┌────────
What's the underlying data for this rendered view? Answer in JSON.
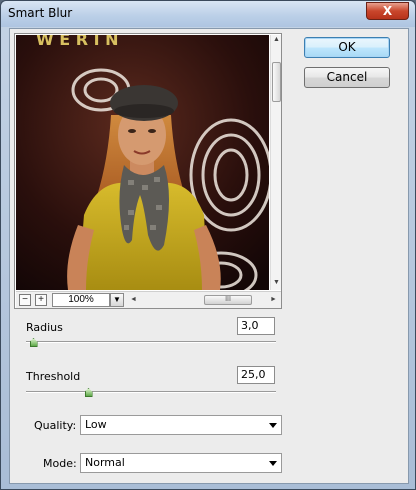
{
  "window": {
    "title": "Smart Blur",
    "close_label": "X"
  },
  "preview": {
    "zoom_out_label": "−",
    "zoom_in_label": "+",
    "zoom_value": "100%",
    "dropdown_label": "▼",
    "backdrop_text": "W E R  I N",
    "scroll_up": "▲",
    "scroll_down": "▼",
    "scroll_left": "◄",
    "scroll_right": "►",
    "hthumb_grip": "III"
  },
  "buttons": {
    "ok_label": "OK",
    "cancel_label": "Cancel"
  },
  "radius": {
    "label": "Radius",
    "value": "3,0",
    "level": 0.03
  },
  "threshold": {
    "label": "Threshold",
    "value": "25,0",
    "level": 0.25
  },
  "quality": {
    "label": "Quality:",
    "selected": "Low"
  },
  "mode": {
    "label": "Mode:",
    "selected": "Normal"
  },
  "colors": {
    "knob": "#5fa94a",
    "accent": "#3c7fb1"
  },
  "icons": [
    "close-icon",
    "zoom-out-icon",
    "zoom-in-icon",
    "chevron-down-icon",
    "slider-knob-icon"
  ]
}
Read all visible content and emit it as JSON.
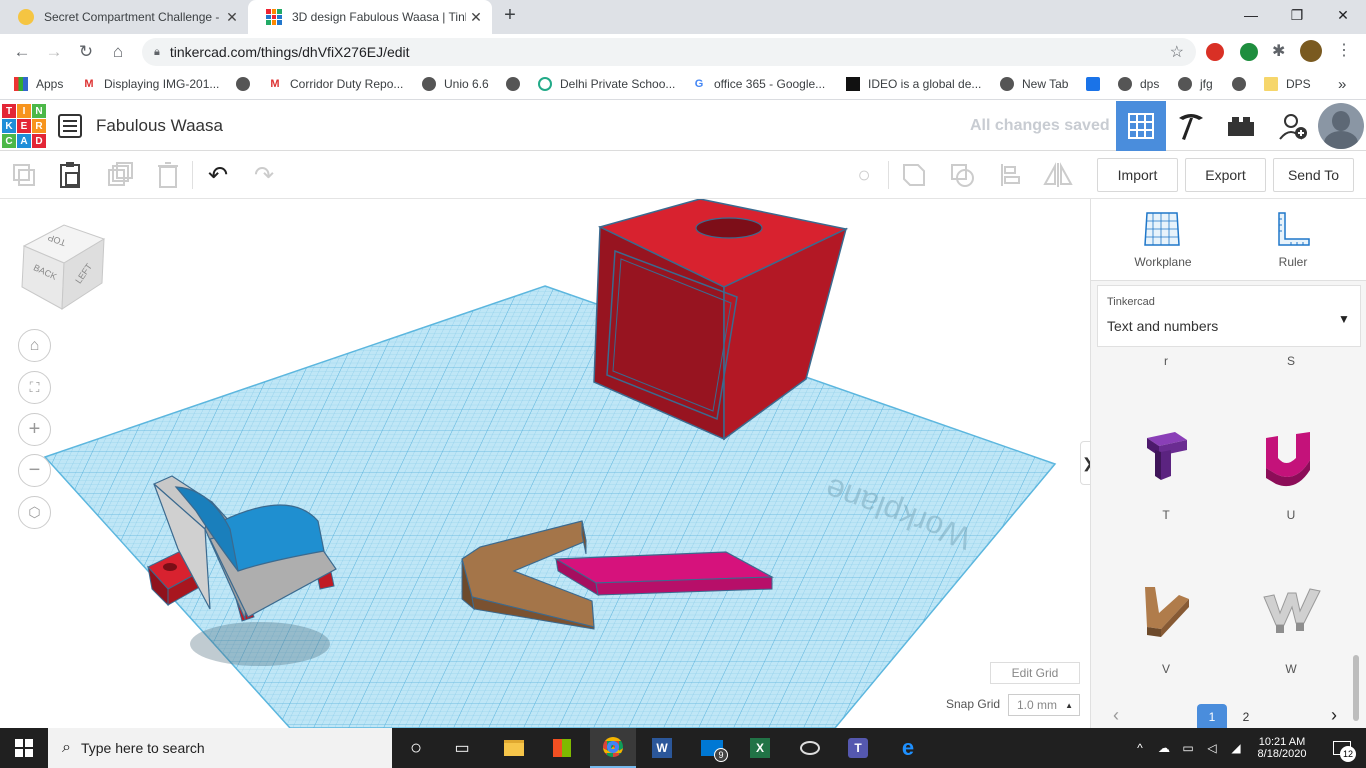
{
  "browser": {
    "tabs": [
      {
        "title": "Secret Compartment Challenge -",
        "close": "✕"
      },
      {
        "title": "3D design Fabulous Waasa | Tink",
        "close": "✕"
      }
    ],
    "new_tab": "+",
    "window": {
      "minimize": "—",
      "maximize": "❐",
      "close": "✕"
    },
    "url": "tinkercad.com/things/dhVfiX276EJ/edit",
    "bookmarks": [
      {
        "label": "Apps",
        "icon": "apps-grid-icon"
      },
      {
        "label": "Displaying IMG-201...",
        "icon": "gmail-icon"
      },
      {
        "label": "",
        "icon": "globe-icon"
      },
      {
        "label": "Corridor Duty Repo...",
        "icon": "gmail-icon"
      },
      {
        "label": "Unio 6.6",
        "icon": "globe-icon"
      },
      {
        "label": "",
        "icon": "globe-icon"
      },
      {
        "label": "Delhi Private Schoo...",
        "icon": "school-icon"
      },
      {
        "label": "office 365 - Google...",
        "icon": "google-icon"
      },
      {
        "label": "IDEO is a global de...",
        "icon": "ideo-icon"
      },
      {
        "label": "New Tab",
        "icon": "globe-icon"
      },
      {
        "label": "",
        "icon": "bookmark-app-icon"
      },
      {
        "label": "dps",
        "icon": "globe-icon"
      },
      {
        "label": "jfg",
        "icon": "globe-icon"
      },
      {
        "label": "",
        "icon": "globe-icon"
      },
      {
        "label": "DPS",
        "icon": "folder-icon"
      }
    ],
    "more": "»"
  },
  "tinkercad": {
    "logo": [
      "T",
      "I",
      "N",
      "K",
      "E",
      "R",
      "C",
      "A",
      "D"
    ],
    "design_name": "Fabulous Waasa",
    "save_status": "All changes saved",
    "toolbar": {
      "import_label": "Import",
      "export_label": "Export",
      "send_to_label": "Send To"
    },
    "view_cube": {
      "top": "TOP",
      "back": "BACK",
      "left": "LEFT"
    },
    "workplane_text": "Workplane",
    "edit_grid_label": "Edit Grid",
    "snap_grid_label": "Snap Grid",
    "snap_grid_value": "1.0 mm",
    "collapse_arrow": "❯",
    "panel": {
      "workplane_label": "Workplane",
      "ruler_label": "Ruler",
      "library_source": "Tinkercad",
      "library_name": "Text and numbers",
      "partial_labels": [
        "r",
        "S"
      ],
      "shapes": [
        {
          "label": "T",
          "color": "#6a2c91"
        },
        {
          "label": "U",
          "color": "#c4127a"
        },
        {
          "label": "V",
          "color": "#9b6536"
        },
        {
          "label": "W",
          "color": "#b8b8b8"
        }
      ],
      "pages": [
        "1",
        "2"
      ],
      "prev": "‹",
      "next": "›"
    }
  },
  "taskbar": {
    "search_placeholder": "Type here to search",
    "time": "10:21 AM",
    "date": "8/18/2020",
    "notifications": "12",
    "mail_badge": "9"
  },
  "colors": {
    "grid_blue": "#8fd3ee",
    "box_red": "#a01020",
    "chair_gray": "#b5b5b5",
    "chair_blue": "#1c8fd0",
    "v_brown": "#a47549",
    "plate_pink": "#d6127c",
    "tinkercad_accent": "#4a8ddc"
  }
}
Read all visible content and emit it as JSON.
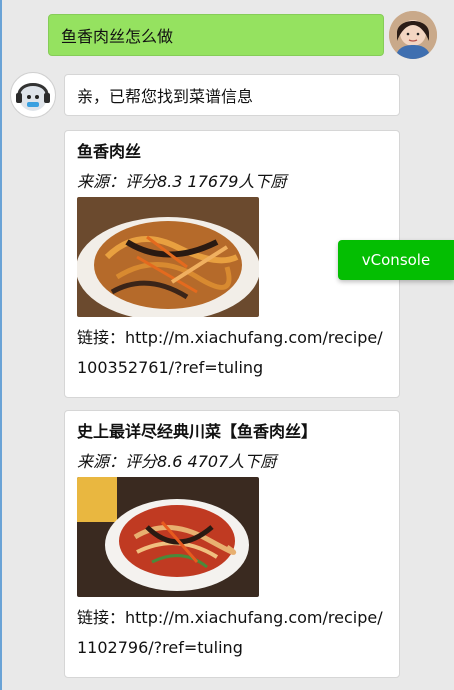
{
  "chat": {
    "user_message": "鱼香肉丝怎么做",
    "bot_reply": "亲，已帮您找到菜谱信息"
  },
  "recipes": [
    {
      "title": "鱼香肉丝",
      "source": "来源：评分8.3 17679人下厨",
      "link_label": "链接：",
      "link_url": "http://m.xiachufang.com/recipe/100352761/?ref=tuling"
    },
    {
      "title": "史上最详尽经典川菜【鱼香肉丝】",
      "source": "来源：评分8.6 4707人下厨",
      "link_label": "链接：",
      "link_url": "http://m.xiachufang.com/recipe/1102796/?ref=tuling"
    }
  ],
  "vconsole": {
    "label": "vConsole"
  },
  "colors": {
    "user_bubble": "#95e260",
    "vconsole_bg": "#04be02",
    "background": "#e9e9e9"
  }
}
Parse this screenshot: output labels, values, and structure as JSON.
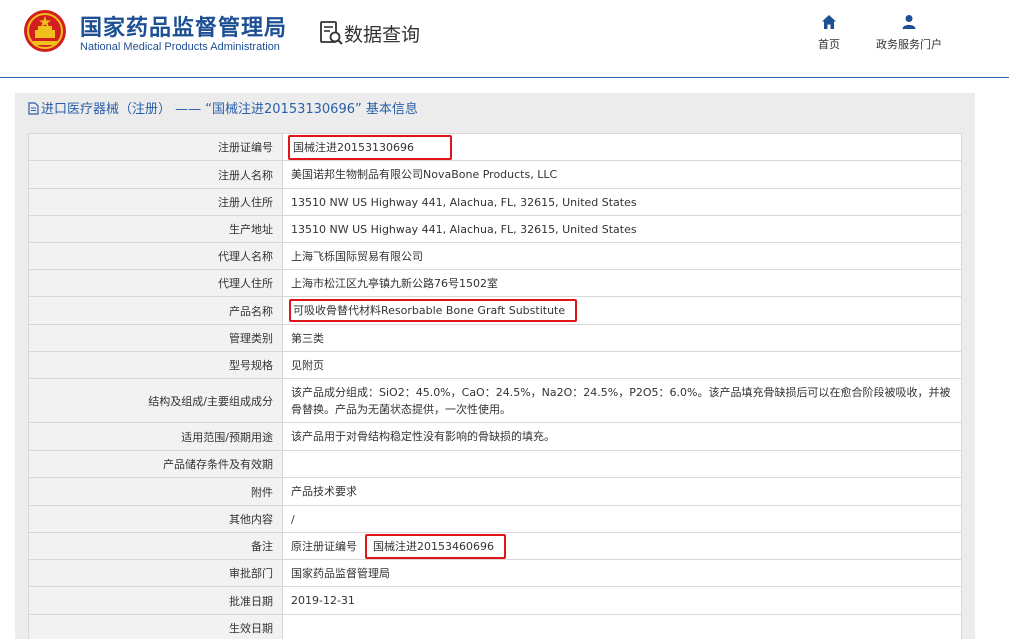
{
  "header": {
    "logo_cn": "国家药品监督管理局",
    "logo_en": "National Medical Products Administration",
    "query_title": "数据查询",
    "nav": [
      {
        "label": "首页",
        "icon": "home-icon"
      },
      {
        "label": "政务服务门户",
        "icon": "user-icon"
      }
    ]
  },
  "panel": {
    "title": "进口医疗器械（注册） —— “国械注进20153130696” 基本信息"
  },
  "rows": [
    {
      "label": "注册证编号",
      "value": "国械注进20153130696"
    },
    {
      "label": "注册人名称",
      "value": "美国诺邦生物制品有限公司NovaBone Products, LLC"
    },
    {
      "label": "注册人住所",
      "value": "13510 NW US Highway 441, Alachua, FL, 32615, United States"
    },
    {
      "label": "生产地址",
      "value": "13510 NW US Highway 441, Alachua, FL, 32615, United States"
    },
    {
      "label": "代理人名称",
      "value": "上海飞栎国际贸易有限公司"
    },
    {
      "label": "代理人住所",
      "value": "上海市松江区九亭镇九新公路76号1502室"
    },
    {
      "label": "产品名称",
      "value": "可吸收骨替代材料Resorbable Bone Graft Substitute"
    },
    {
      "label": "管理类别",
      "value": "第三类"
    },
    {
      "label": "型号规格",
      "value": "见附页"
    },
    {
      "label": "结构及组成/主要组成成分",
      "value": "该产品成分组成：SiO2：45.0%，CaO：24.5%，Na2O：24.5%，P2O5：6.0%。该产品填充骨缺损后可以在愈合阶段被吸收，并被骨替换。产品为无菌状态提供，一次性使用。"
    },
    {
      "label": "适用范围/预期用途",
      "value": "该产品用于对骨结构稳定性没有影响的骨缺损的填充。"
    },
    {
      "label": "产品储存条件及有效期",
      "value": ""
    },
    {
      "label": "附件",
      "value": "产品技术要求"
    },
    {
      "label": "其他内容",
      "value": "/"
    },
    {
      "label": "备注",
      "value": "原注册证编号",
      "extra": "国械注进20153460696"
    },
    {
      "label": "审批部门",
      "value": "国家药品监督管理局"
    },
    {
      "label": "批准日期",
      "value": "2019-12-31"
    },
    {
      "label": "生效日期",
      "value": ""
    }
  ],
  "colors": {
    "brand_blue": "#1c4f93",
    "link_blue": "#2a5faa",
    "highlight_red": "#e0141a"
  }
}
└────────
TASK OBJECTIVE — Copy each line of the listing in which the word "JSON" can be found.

EXERCISE RESPONSE —
What's the underlying data for this rendered view? Answer in JSON.
Read all visible content and emit it as JSON.
Read all visible content and emit it as JSON.
Parse this screenshot: output labels, values, and structure as JSON.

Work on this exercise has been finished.